Underground Railroad Facts

Inthe great civil rights leader Frederick Douglass wrote to Harriet Tubman: I have had the applause of the crowd and the satisfaction that comes of being approved by the multitude, while the most that you have done has been witnessed by a few trembling, scarred, and foot-sore bondmen and women, whom you have led out of the house of bondage, and whose heartfelt "God bless you" has been your only reward.

The midnight sky and the silent stars have been the witnesses of your devotion to freedom and of your heroism.

If she were to return to this area today, Harriet Tubman would recognize it. It was in the flat, open fields, marsh, and thick woodlands of Dorchester County that Tubman became physically and spiritually strong. Many of the places in which she grew up and worked still remain.

Tubman lived near here while working for John T. The canal, the waterways it opened to the Chesapeake Bay, and the Blackwater River were the means of conveying goods, lumber, and those seeking freedom.

And the small ports were places for connecting the enslaved with the world outside the Eastern Shore, places on the path north to freedom.

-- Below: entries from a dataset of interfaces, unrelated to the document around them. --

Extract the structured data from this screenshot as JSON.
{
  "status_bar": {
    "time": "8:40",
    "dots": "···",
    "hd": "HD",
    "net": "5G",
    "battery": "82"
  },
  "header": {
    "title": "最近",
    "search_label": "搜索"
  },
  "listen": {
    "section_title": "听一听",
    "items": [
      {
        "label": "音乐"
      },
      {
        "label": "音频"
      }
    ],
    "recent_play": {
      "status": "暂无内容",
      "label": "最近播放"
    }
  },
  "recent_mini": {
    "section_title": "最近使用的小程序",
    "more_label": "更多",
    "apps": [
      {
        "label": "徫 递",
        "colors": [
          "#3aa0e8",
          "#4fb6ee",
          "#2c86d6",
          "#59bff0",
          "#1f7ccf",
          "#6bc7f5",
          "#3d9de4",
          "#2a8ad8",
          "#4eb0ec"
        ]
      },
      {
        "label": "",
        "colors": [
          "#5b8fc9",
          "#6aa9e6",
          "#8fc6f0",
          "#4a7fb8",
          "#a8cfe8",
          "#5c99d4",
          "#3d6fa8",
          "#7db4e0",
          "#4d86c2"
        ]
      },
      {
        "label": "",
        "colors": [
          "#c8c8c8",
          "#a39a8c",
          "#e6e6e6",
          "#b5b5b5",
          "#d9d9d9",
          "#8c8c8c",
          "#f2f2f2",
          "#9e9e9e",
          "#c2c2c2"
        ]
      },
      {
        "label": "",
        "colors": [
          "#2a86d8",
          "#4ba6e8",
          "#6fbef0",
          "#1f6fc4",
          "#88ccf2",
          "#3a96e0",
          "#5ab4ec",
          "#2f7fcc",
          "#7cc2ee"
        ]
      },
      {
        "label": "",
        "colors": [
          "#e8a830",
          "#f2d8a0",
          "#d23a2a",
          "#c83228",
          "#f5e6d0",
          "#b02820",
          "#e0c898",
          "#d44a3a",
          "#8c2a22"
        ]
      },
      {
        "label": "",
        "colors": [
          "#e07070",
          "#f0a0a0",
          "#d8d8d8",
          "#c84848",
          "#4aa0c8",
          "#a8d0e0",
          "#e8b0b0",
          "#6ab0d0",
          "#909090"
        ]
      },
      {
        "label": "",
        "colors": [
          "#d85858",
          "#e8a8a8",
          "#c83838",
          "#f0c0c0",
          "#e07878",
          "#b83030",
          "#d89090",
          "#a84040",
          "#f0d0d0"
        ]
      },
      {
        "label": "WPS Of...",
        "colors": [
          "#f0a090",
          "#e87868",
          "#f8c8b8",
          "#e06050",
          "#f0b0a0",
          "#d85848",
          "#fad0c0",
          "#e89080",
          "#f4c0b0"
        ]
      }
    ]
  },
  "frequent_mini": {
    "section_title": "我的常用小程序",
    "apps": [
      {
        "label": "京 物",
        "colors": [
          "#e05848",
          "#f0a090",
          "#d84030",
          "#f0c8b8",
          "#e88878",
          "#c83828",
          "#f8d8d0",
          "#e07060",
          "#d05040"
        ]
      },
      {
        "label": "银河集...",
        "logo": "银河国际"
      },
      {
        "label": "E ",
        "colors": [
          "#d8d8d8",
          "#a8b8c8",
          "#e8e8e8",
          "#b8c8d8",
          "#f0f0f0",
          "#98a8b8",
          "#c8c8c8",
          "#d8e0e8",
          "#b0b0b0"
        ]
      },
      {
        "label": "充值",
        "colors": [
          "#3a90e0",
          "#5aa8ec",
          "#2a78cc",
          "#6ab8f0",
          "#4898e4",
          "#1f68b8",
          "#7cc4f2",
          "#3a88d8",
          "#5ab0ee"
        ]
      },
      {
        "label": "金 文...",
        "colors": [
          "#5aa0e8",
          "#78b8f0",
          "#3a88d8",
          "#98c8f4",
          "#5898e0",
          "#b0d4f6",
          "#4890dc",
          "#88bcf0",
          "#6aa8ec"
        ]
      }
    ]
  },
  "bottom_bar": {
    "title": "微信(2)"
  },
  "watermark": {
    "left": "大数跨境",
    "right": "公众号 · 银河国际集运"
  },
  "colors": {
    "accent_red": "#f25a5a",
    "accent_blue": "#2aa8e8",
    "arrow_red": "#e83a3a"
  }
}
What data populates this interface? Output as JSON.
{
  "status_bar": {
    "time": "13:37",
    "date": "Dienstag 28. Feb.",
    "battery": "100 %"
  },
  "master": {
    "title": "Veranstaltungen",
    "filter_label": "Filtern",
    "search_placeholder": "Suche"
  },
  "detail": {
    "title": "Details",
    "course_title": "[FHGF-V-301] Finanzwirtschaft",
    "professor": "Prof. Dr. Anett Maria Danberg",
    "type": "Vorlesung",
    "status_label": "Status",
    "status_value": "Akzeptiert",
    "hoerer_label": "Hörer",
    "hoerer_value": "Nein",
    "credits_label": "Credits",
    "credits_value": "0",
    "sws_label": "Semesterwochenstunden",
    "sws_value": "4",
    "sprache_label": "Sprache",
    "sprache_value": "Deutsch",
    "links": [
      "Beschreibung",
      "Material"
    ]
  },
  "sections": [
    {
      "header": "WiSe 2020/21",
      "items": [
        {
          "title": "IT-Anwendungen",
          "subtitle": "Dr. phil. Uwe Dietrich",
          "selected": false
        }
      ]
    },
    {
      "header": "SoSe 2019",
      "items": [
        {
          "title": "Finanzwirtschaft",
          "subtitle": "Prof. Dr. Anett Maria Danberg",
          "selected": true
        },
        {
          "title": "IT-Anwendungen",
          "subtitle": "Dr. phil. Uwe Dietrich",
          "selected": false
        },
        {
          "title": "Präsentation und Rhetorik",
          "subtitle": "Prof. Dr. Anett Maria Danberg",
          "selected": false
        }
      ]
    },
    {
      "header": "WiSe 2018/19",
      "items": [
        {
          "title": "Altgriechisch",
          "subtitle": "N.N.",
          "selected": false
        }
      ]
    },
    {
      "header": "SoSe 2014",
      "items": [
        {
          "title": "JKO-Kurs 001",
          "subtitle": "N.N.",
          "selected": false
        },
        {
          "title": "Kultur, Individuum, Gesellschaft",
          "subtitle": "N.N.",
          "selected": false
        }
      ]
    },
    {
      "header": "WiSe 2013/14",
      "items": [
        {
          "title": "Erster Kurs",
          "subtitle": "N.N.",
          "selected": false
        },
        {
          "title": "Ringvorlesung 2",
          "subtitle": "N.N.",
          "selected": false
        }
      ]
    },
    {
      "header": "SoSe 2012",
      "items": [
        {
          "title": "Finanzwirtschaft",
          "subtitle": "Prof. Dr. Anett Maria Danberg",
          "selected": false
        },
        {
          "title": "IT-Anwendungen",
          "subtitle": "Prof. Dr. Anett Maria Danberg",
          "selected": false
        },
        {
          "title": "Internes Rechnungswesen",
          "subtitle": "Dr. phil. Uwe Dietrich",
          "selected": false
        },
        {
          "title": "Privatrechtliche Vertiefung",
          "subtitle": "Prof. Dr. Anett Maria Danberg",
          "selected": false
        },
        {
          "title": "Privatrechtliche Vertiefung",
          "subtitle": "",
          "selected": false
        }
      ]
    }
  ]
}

Near the canal is the Jacob Jackson Home Site, acres of flat farmland, woodland, and wetland that was the site of one of the first safe houses along the Underground Railroad. Jackson was a free black man to whom Tubman appealed for assistance in in attempting to retrieve her brothers and who, because he was literate, would have been an important link in the local communication network.

She remembered the harsh treatment she received here, long afterward recalling that even when ill, she was expected to wade into swamps throughout the cold winter to haul muskrat traps. A few miles from the James Cook Home Site is the Bucktown Crossroads, where a slave overseer hit the year-old Tubman with a heavy iron as she attempted to protect a young fleeing slave, resulting in an injury that affected Tubman for the rest of her life.

A quarter mile to the north are Scotts Chapel and the associated African-American graveyard.

The Beginnings Of the Underground Railround

The church was founded in as a Methodist congregation. Later, in the midth century, African Americans split off from the congregation and formed Bazel Church.Harriet Tubman’s exact route to freedom is unknown..

The escape. Minty gathered her brothers, Harry and Ben, and convinced them to escape with her. On Monday, September 17, they escaped the Poplar Neck Plantation but Harry and Ben changed their minds and decided to return. Volume 20, Number Unfinished Business.

After losing the first three weeks of the Indiana outdoor open wheel calendar to the terrible trifecta of ten inches of snow, frigid temperatures, and relentless rain, one would think that the weather Gods would have given the racing fraternity a free pass for the remainder of the campaign.

A personal recount on my escape on the underground railroad

Oh, so here's what my friend wanted to share: A short interview with MIT Dr. Stephanie Seneff definitely proving connection between so many of our modern diseases with a chemical sprayed on ALL American non-organic crops (including those consumed by the animals you eat!)!

Archives and past articles from the Philadelphia Inquirer, Philadelphia Daily News, and grupobittia.com Interesting to read this, and the Underground Railroad. My Great Grandfather, John Thurston Talman , was the Cashier of the Monroe County Bank, and a Trustee of the Benevolent Society, but was also an Abolitionist and involved in the Underground Railroad, in and around Rochester.

Date: 12/27/ Time: PM Ian Hogg BombGp: RAF Squadron: 14 SQDN Years: Class: Location: Manitoba, Canada Comments: Trevor, Wondered if you had any information on my uncle's Squadron in North Africa.

He was an RCAF pilot flying in RAF Squadron 14 in North Africa and patrolling the Mediterranean with old American Bs.

Robin of Berkeley | Notes from the Underground